Alexander Brodsky

WINZAVOD Center for Contemporary Art

Architects often aspire to build something larger than life, appreciated by multitudes. But bigness can also be banal—hulking residential developments that exemplify bare necessity in dense urban space—or even threatening, a reminder of the individual’s weakness. These side effects surface in the art of Alexander Brodsky, a practicing architect who channels critical thoughts on his trade in sculptures and installations. Night Before the Attack, 2009, co-organized by the Winzavod Center for Contemporary Art and M+J Guelman Gallery, was his most recent dramatization of the emotive associations of structure and scale. The long vaults of a nineteenth-century winery’s defunct storage cellar, with a total area of some twenty-six-thousand square feet, were scattered with nearly a hundred shin-high, filmy plastic tents. Each was illuminated from within by pinkish bulbs; their light flickered as it hit thin strips of paper fluttering over small fans. White plaster figurines—mini-monuments with angular heads suggestive of prehistoric statuary—huddled pensively in groups of two or more over the simulated campfires. Brodsky’s programmatic title instructed viewers to read the tableau as a settlement’s mobilization in the face of danger. The tents and figurines thus constitute a kind of three-dimensional rendering of history painting, with the theatrical qualities of the environment compensating for absent details of setting and period. Abstract theatrical tension was inherent in the way the darkness filled the high-ceilinged basement and encroached on the tents; it came from the contrast between the dank air and the points of warm light. When a structure outlives its functional use, other properties can come to the fore, and Brodsky deftly exploits this vulnerability to the imputation of a new symbolic value.

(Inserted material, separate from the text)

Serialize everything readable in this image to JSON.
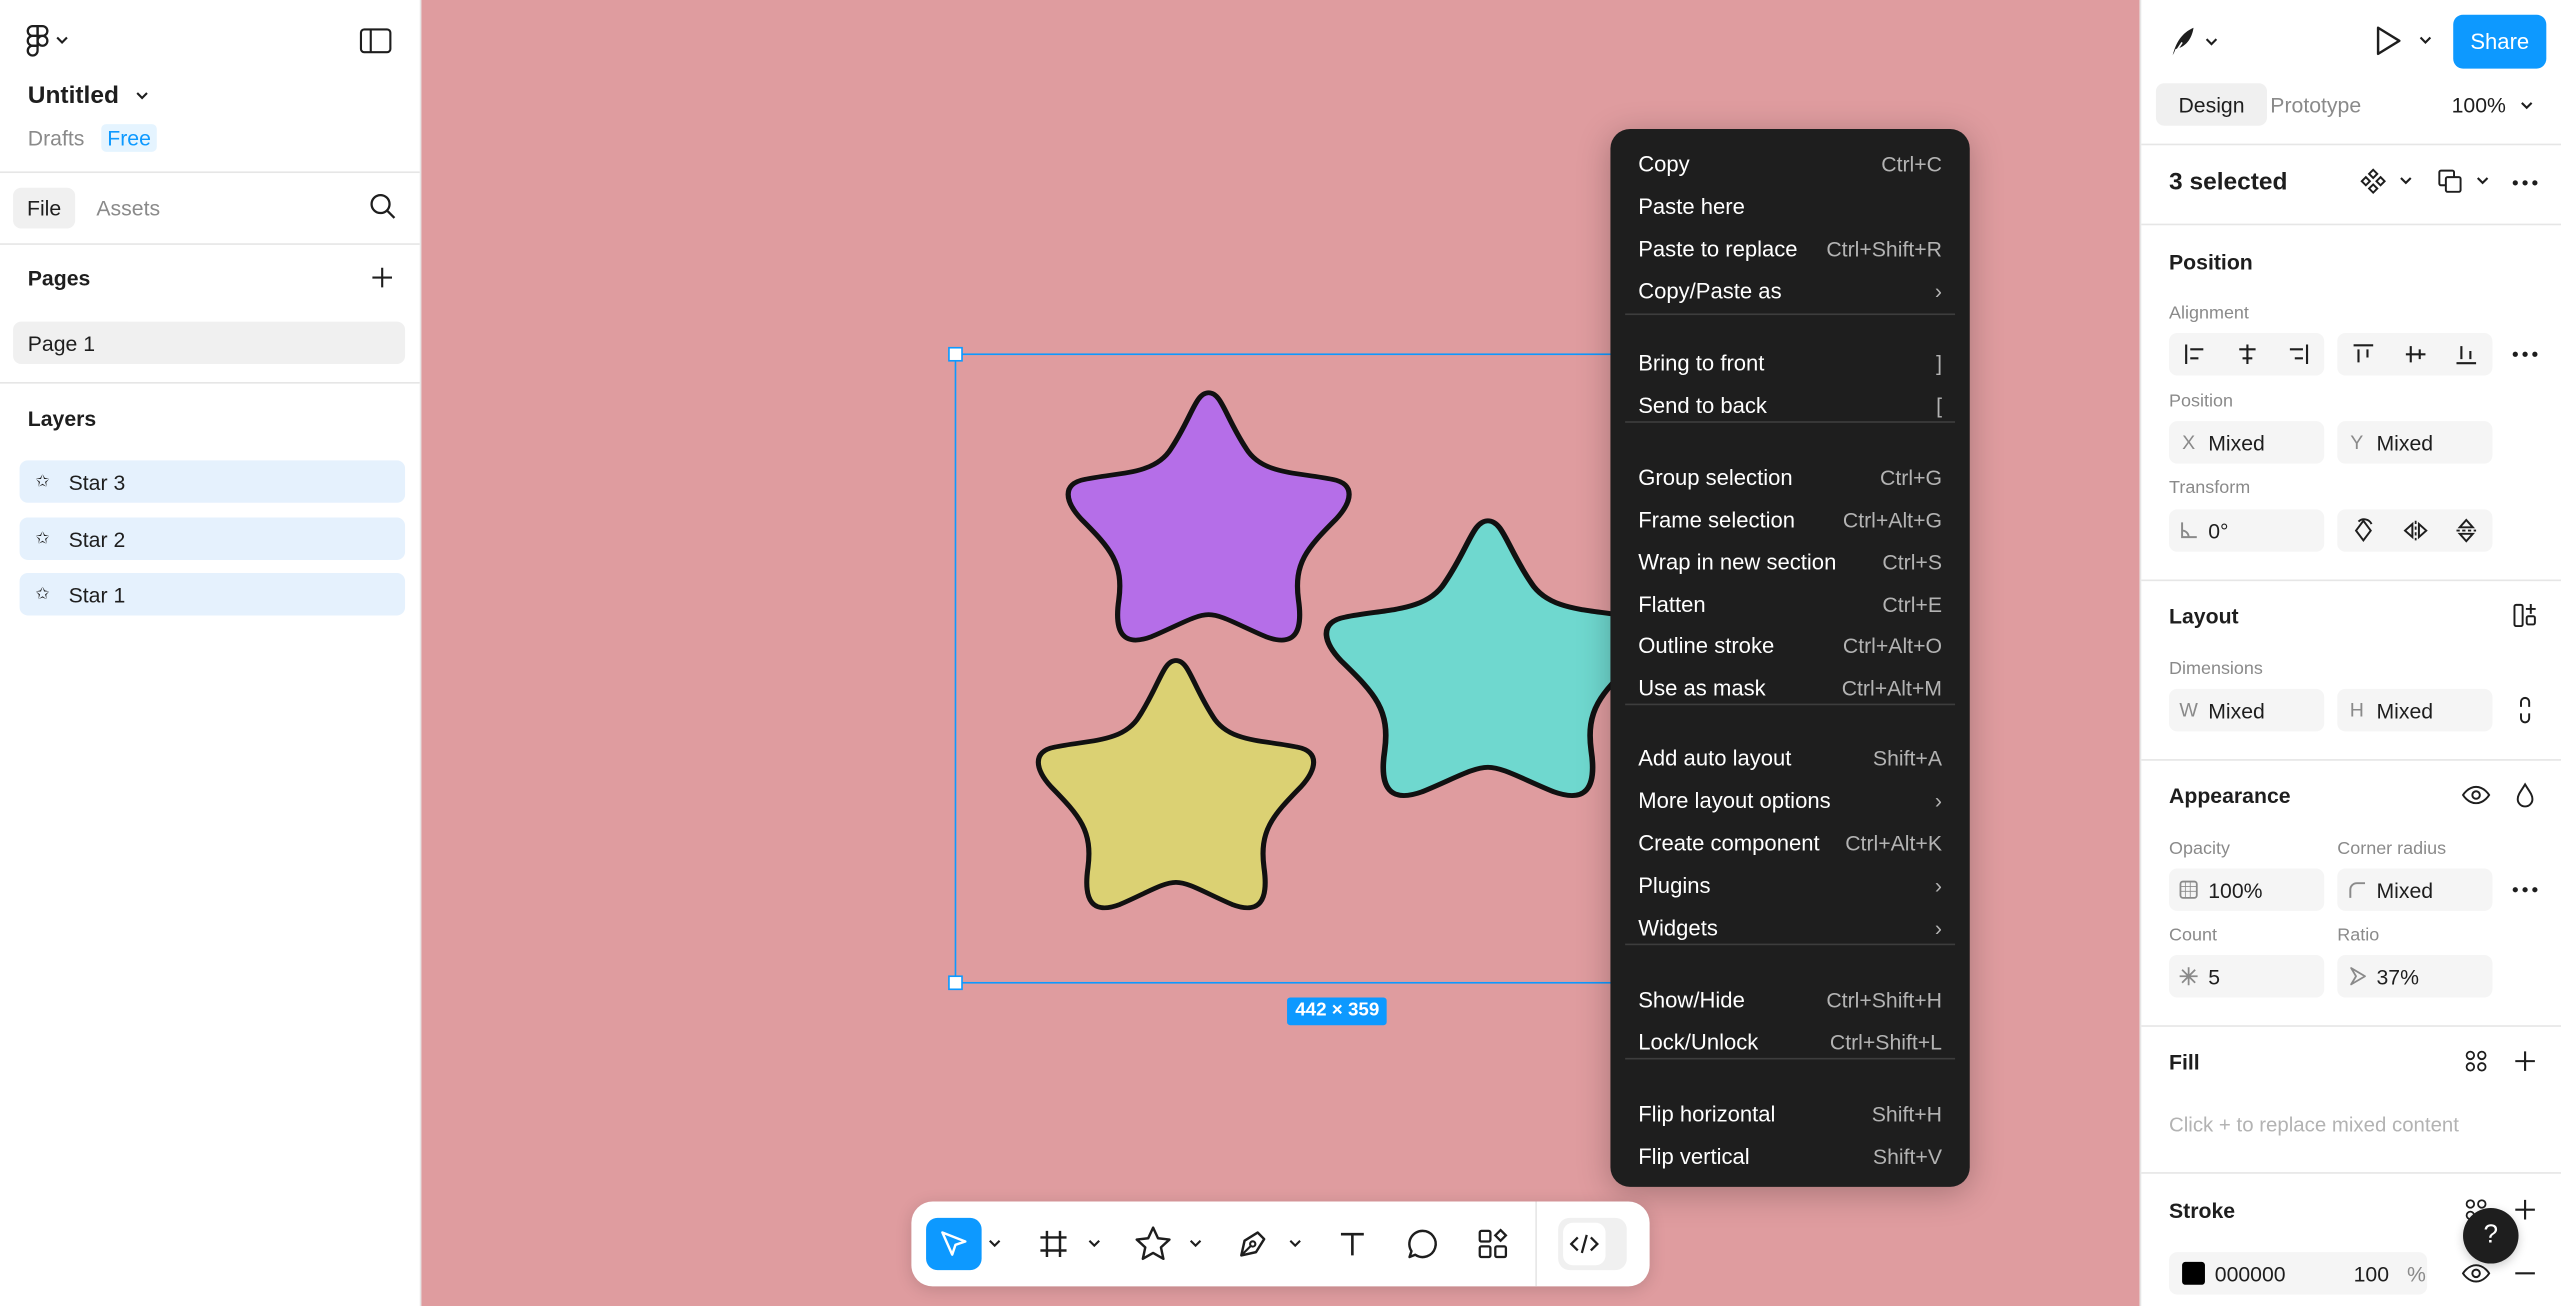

Other works by Brodsky were on view in Moscow concurrently with Night Before the Attack. An exhibition of conceptual architecture from the 1980s and early ’90s at the Tretyakov Gallery included twelve of his finely detailed, whimsical etchings made in collaboration with Ilya Utkin, which inserted human characters into architectural drawings to narrate the alienating aspects of urban space. The Third Moscow Biennale at the Garage Center for Contemporary Culture included Brodsky’s 20 Trash Bins, 2002, in which the glass-and-mirror grid of a futuristic fantasy city spread inside rows of rusted Dumpsters. Interior and exterior engaged in a spatial montage as the bins’ crusty substance collided with the naive ambition of the toy city. Devices seen in these earlier works were employed again in Night Before the Attack: The basement ruins became a shabby shell that contained a narrative of vulnerability. The large scale presented Brodsky with new opportunity. This time, rather than modeling structures on the shrunken scale of comics or toys, allowing the viewer to contemplate up close the gap between architecture’s aspirations and realities, Brodsky lined a real relic of the past with an evocation of an uncertain future. As you walked among the mass repetition of identical figurines in near-identical tents, the present felt slower; the flicker of fake fire in the statues’ motionless faces suspended the moment.

Brian Droitcour